## Task
Search the entries for the word "localhost" and return every line where it is found.

## Supplied data
╔══

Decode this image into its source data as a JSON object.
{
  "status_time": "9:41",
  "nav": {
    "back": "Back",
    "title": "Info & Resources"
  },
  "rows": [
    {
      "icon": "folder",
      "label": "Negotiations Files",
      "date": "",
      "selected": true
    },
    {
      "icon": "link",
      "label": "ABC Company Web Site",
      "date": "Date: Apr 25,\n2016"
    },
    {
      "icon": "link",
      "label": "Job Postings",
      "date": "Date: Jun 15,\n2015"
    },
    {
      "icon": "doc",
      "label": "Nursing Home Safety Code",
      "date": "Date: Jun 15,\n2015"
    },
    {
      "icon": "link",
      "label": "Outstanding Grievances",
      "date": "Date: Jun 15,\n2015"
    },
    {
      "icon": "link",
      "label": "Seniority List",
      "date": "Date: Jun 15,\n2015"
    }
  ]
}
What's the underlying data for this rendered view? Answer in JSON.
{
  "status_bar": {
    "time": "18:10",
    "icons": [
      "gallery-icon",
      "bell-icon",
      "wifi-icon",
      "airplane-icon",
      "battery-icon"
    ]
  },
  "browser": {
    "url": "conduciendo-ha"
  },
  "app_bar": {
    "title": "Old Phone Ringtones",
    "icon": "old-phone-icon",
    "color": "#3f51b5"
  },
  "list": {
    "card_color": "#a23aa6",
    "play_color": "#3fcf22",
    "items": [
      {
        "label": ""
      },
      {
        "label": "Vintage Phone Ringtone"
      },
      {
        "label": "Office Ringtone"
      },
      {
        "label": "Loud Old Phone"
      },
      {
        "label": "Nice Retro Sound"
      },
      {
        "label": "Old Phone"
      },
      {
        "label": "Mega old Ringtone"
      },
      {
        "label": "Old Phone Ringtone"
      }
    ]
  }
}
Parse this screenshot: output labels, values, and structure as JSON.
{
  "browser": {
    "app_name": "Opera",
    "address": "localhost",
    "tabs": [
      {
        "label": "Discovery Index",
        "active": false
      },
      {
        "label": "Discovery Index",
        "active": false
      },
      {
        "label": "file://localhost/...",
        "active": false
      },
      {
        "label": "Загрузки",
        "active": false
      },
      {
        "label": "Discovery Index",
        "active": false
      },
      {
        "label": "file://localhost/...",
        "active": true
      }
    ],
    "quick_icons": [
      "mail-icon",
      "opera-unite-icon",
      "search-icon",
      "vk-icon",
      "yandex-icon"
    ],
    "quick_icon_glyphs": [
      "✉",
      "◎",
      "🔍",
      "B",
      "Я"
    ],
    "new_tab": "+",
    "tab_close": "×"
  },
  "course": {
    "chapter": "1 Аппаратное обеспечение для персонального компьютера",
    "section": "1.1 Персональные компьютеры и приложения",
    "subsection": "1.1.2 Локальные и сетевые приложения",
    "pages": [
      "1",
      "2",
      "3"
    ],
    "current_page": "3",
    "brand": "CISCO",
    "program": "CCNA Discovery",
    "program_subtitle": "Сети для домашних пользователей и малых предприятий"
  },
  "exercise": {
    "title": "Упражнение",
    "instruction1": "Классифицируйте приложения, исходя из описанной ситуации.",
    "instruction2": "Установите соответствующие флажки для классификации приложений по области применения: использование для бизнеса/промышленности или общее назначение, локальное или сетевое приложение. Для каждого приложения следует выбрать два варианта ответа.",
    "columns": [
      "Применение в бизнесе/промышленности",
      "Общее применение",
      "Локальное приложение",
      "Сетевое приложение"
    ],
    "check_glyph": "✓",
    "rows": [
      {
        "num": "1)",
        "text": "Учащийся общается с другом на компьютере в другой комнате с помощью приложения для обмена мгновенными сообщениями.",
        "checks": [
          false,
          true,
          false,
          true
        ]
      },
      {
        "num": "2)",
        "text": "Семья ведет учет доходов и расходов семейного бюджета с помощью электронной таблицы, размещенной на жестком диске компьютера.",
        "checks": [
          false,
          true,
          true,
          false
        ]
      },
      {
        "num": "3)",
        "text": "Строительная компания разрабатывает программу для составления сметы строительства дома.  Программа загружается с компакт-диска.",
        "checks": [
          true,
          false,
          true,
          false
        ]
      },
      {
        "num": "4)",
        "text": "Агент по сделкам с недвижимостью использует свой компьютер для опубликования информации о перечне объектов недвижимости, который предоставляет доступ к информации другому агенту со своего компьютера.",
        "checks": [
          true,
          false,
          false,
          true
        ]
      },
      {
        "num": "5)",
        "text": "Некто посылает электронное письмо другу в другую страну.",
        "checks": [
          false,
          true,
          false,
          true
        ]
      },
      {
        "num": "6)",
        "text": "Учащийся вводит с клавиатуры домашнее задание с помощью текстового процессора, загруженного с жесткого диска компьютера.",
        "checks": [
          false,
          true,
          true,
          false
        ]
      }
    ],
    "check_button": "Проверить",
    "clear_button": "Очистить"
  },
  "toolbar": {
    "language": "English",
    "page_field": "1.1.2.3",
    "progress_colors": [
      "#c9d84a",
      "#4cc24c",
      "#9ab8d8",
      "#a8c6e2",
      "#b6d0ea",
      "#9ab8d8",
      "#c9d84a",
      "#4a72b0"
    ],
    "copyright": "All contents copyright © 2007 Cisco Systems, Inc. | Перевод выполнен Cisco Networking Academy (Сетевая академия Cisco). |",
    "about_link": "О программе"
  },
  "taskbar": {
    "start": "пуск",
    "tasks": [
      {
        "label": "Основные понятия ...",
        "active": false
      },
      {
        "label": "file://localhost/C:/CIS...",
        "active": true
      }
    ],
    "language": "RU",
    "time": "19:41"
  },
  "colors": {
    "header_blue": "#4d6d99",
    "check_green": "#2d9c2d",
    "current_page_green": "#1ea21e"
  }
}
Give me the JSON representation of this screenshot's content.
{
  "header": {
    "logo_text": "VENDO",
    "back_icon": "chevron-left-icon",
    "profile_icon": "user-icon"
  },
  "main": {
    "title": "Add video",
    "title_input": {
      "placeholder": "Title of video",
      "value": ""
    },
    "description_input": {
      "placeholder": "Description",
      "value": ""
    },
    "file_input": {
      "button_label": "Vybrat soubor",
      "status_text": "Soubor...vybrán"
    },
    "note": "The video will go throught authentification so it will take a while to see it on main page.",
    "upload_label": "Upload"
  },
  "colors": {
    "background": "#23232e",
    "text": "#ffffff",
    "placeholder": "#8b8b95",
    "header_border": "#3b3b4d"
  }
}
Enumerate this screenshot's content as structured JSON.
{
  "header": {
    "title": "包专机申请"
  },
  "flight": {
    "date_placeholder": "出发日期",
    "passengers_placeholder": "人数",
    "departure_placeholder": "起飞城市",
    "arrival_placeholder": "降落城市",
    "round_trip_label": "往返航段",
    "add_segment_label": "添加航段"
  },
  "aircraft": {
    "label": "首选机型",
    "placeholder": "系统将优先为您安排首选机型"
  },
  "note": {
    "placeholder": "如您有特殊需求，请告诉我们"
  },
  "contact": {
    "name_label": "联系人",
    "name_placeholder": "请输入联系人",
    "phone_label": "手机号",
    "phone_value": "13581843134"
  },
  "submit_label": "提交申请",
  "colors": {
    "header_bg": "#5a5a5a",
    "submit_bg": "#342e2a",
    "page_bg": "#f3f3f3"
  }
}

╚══

## Exercise answer
    "address": "localhost",
        "label": "file://localhost/...",
        "label": "file://localhost/...",
        "label": "file://localhost/C:/CIS...",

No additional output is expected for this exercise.